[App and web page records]
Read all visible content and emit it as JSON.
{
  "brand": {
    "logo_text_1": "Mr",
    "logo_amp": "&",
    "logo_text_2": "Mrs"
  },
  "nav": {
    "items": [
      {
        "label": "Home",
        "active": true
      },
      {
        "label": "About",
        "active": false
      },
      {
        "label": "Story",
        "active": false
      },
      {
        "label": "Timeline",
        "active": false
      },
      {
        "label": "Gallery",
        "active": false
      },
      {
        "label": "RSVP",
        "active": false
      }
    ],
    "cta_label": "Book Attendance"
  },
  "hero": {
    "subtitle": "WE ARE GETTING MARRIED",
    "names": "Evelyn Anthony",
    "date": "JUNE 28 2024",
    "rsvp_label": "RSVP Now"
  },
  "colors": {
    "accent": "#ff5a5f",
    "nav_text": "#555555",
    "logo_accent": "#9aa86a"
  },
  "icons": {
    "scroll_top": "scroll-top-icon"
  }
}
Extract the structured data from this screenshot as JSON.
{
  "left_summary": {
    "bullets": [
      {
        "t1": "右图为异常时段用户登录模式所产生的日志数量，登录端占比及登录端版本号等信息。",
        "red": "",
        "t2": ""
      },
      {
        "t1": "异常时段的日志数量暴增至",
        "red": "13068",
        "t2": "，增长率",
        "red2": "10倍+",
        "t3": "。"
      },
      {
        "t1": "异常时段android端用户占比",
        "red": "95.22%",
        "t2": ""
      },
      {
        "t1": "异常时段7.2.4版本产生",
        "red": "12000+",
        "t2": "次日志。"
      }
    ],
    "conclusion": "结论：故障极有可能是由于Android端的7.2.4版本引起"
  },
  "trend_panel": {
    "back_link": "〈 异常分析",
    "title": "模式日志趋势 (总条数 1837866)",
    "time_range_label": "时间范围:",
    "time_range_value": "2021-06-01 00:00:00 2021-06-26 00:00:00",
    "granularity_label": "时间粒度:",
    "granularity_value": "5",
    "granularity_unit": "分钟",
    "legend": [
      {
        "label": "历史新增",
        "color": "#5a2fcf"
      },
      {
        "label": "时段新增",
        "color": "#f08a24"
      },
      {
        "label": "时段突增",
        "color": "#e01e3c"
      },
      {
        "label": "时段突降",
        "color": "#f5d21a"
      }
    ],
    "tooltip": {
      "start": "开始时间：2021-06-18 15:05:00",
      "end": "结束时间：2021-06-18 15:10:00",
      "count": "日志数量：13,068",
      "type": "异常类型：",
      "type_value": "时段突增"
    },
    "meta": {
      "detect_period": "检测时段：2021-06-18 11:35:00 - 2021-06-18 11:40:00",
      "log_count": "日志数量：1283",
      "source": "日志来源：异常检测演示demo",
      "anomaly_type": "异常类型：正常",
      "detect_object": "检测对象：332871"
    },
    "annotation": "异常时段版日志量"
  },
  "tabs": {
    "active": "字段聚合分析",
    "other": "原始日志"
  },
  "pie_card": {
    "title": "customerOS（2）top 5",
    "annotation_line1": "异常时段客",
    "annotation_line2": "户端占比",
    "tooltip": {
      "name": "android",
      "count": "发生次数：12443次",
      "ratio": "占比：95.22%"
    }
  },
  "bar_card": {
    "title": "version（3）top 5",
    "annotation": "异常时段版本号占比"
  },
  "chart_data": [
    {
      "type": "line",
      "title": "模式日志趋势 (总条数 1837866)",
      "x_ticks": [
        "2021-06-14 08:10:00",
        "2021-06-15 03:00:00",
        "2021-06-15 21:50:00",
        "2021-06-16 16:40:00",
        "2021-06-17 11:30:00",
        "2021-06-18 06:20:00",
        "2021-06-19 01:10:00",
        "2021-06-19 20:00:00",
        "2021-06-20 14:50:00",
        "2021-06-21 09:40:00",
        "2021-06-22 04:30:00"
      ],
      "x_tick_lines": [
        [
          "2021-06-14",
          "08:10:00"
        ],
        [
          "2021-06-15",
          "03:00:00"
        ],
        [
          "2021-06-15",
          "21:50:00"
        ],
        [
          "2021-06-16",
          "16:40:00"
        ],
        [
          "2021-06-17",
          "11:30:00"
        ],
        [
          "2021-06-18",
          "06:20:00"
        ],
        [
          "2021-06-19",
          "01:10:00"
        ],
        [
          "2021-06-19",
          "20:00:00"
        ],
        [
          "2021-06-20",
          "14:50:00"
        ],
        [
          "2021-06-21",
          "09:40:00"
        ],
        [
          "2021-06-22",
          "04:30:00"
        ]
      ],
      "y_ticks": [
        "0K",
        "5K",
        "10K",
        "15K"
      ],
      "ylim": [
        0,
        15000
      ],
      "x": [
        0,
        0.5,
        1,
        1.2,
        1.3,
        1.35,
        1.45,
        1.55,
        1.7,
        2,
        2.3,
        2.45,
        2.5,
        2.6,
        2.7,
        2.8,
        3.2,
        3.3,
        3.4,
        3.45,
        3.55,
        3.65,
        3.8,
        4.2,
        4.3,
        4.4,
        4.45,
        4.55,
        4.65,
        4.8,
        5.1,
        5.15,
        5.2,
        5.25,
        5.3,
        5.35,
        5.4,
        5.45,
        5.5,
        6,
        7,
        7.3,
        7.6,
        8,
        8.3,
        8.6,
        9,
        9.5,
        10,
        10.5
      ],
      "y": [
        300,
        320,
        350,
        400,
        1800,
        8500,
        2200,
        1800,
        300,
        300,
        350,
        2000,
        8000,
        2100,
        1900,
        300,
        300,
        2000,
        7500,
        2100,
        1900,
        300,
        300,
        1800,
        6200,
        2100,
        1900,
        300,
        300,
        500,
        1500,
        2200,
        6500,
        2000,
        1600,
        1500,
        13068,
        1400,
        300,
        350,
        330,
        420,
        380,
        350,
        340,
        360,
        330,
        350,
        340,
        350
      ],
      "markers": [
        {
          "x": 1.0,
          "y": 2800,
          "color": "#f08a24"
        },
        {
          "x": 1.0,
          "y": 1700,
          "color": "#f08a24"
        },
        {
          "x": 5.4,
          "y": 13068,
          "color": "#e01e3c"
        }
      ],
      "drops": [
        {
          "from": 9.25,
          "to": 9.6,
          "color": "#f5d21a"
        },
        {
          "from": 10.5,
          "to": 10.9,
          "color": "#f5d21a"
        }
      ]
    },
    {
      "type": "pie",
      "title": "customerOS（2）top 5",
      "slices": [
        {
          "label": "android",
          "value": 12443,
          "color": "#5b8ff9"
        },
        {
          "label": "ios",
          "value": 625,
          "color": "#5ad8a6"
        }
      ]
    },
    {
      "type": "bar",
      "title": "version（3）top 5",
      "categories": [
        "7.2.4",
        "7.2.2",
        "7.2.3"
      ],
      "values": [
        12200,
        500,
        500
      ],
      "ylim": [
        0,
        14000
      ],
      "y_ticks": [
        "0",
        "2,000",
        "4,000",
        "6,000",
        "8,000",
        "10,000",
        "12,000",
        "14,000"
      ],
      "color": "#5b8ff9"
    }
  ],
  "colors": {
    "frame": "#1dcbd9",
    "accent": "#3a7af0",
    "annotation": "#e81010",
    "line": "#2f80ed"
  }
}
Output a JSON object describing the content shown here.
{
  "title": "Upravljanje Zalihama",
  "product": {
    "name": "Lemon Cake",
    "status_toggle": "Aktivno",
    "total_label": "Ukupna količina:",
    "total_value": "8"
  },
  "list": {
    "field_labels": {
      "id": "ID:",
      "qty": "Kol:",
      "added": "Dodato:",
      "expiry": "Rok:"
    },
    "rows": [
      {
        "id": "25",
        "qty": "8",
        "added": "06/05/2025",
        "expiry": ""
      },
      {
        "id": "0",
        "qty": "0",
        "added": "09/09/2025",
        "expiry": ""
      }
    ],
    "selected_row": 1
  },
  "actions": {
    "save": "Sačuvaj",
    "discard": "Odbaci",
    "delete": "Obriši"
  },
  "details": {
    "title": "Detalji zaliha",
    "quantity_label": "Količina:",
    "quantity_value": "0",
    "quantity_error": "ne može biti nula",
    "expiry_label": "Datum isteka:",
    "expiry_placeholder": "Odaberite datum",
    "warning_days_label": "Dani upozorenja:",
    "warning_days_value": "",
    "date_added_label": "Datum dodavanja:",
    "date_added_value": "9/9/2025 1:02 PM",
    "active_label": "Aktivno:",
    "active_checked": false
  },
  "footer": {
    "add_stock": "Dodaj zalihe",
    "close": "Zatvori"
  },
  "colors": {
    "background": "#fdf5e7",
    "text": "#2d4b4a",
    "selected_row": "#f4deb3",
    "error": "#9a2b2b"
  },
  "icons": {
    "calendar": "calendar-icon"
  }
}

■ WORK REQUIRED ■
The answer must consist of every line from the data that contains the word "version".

■ SOLUTION FOR THIS EXERCISE ■
    "title": "version（3）top 5",
      "title": "version（3）top 5",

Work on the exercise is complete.